MIRANDA MARITATO | STAFF REPORTER
Students, faculty and staff at Butler University are no strangers to puddles after rain or snow.
Storm water is a problem throughout all of the city of Indianapolis, including Butler’s campus on the north side, according to the Department of Public Works of Indianapolis storm water program.
Many parts of the city lack adequate storm sewers and drainage, leading to standing water in yards, flooded streets and basements.
“My experiences with puddles my freshman year here at Butler have prepared me for this year,” sophomore Adele Hunter-Shields said.
Hunter-Shields said she always prepares for very large puddles, regardless of how much rain is expected.
“Puddles here are like the Star Fountain,” Hunter-Shields said. “You think it is pretty shallow until you commit and realize you are basically drowning.”
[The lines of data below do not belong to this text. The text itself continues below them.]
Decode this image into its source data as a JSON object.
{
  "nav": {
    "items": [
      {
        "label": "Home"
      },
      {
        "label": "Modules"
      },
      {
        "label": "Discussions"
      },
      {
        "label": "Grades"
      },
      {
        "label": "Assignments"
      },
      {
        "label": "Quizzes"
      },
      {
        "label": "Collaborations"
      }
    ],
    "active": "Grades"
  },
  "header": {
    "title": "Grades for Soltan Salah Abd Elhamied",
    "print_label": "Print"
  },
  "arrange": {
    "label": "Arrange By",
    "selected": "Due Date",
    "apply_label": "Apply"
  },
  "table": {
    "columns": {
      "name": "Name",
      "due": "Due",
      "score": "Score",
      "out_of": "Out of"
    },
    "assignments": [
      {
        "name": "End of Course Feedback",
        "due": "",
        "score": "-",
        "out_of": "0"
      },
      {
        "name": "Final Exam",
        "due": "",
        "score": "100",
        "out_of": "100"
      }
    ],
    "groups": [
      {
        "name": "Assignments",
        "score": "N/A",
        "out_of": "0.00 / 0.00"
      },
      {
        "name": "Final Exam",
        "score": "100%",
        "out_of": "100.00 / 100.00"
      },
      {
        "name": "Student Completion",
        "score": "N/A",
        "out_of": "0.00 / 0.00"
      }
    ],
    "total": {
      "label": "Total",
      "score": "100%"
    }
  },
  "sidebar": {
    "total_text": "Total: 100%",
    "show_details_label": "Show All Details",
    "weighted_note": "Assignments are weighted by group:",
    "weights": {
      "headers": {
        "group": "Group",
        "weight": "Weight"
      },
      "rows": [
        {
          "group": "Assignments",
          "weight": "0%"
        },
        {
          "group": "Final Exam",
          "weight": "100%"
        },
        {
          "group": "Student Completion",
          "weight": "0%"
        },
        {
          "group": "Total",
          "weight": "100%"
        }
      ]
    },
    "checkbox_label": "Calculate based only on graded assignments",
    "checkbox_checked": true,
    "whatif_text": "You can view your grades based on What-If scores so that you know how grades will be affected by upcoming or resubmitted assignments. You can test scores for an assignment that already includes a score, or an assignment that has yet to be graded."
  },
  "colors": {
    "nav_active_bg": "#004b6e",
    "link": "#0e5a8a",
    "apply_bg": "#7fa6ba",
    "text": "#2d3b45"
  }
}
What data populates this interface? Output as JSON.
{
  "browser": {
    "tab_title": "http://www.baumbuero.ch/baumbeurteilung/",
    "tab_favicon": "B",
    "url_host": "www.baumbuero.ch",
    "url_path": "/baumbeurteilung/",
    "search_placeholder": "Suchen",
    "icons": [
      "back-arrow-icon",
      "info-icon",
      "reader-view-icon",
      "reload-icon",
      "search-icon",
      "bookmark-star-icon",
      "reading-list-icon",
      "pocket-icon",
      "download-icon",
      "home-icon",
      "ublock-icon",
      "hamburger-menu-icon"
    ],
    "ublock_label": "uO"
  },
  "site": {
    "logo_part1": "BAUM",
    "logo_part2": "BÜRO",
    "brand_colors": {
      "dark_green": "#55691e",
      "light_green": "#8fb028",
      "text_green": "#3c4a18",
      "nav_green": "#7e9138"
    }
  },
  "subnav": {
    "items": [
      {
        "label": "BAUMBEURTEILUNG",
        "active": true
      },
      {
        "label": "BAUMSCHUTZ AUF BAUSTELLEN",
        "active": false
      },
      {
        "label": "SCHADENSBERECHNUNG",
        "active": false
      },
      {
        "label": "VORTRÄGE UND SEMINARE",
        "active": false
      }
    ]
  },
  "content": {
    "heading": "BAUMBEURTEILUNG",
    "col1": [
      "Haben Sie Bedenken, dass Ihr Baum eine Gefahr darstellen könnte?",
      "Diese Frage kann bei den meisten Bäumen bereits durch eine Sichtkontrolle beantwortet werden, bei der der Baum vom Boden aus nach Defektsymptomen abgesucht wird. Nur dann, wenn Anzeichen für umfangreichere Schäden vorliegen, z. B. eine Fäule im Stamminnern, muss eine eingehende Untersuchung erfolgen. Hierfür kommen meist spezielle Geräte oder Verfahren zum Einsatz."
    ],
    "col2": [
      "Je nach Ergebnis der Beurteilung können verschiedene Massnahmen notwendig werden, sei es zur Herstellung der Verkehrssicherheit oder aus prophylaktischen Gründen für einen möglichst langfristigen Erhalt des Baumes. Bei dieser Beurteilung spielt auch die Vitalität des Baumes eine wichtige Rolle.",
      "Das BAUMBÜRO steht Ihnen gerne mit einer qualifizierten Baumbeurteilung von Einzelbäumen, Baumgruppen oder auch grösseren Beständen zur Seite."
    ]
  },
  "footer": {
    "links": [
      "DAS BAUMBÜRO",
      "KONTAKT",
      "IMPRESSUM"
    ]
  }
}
Student Government Association President Chad Pingel said he knew he wanted to address campus flooding while he was campaigning last year, whether it was through communication or funding.
“After looking more in-depth at the issue, it is definitely surrounding communication and plans that are already in place,” he said.
“They have all of the plans set and the funding is also in place,” Pingel said. “However, a lot of things are dependent on when other campus improvement projects are happening.”
Current campus construction projects are being taken into consideration before work to fix flooding begins.
“They do not want to have to tear up the sidewalk if they have to redo water lines and power lines in the future, for when they are making the new residence hall,” Pingel said.
Pingel said SGA hopes to keep students informed on projects taking place on campus.
“A lot of what I have been doing is making sure that we have students that are working on specifically addressing this topic to other SGA student leaders and then being able to communicate future plans to the rest of campus,” he said.
Pingel said he hopes to communicate flooding issues with Butler students through press releases. He also wants to host another SGA town hall meeting next semester.
“That is when administrators will be able to give great updates to the student body to speak more to the different things going on on campus,” he said, “whether it be the Streetscape project completion or new student housing, or even future plans with academic spaces on campus.”
American Campus Communities, the company Butler hired to build the residence hall, is working with Butler to determine design plans for improvements coming to campus.
“I think that everyone on campus knows that this issue takes time, and we appreciate the patience that has been with it,” Pingel said. “I know plans are already there; funding is already there. It is just a matter of time before students are able to see the kind of improvements they have been asking for.”
Part of the solution includes permeable pavement and rain garden installations throughout campus to improve drainage and prevent flooding.
Permeable pavement is made up of sustainable materials and techniques for a base and subbase that allow the movement of stormwater through the surface.
A rain garden is a planted depression or a hole that allows rainwater runoff from impervious urban areas, such as roofs, driveways, walkways, parking lots and compacted lawn areas, the opportunity to be absorbed.
“The good news is we have got the designs for this, so I am hopeful we will be able to do the next section next summer,” said Rich Michal, executive director of facilities.
Permeable pavements and rain gardens will also be added in the mall area of campus in efforts to help with flooding in the center of campus.
Michal said he hopes they will be able to do something similar on West Hampton Drive.
“We have split the Streetscape project in three or four phases,” he said. “We are on the second phase now. Hopefully, by the end of next week, we will have Sunset all paved.”
The Streetscape project is scheduled to be completed by May 2015.